Daniel Mytens, Portrait of H.M. King Charles I, 1628
Charles I also wanted to have a bust. He commissioned van Dyke to paint him and send his likeness to Gianlorenzo Bernini in Rome. This resulted in the most magnificent triple portrait of Charles I. This single painting on its own makes this exhibition a worthwhile visit. The three portrait views of the king include front-on, profile and three-quarter all lined up precisely so that a sculptor can create a bust using only the information that is provided in the painting.
Anthony van Dyck (1599–1641), Charles I in Three Positions, 1635–36
Unfortunately the bust has not survived to this day. It is believed that it was destroyed in the Palace of Whitehall fire of 1698. How I wish I could see this sculpture. I am currently studying full-time at LARA and I have just finished painting the cast of Costanza by Bernini. This is an infamous cast in ateliers the world over for the tremendous amount of concentration and attention to detail drawing it or painting it requires.

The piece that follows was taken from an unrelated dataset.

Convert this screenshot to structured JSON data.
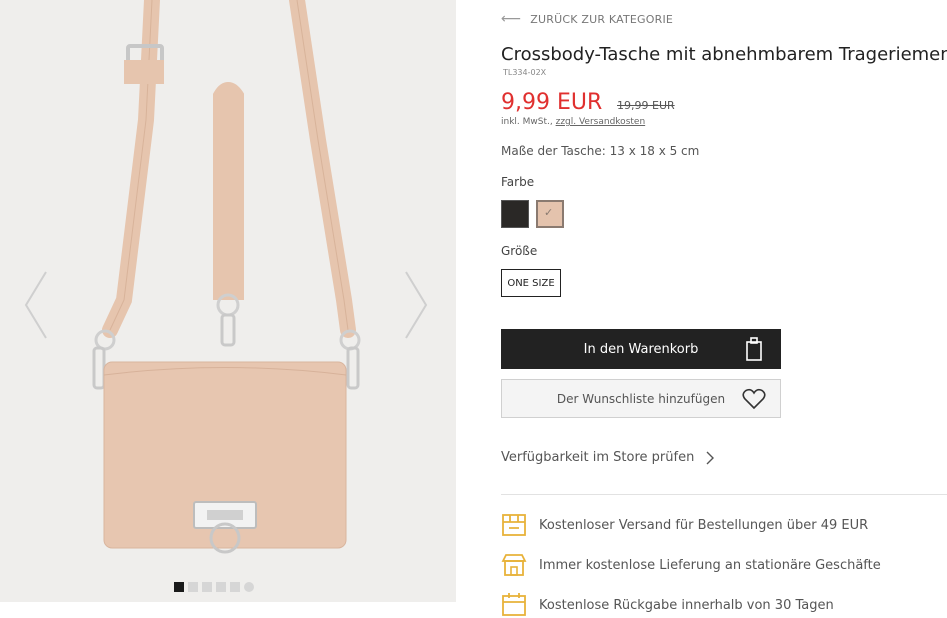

The instruction from the great tutors at LARA was invaluable but one instruction in particular was particularly helpful and now always runs through my head when I am drawing or painting. Giles Lester told me that I needed to paint the cast in such a way that if I were to give my painting to a sculpture, he would be able to sculpt it based only on my painting. This advice prompted me to examine my painting and realise how I was missing so much crucial information! I was simplifying a lot. My shapes were too generic. I was inventing stuff that didn’t exist and ignoring stuff that did. I had cast shadows that didn’t relate to the form. I had missed shadows and halftones that were crucial in defining the form. I now saw that above all, what form was of upmost importance and if I wasn’t consciously aware of the form while painting, I was guaranteed to make a mess. This single lesson propelled me significantly forward and to this day, I consider it as the simplest, most powerful and most elegant idea to think of while engaged in representational painting.
And this is what made me wish to see Bernini’s sculpture of Charles I. Bernini, the man himself, created a sculpture out of a painting given to him by van Dyke, no less. Did van Dyke include everything about the form? Was Bernini able to do a decent job of making a life-like bust or did he struggle?
Did he ever curse van Dyke for not including something? Did Bernini have to make anything up? What did van dyke think of the bust?
All we know is that the bust arrived in London a year later and that Charles I liked it. Even though Bernini and Charles I had never met face-to-face, Bernini had managed to pull it off and the bust was considered a success.
by Ethan Honary.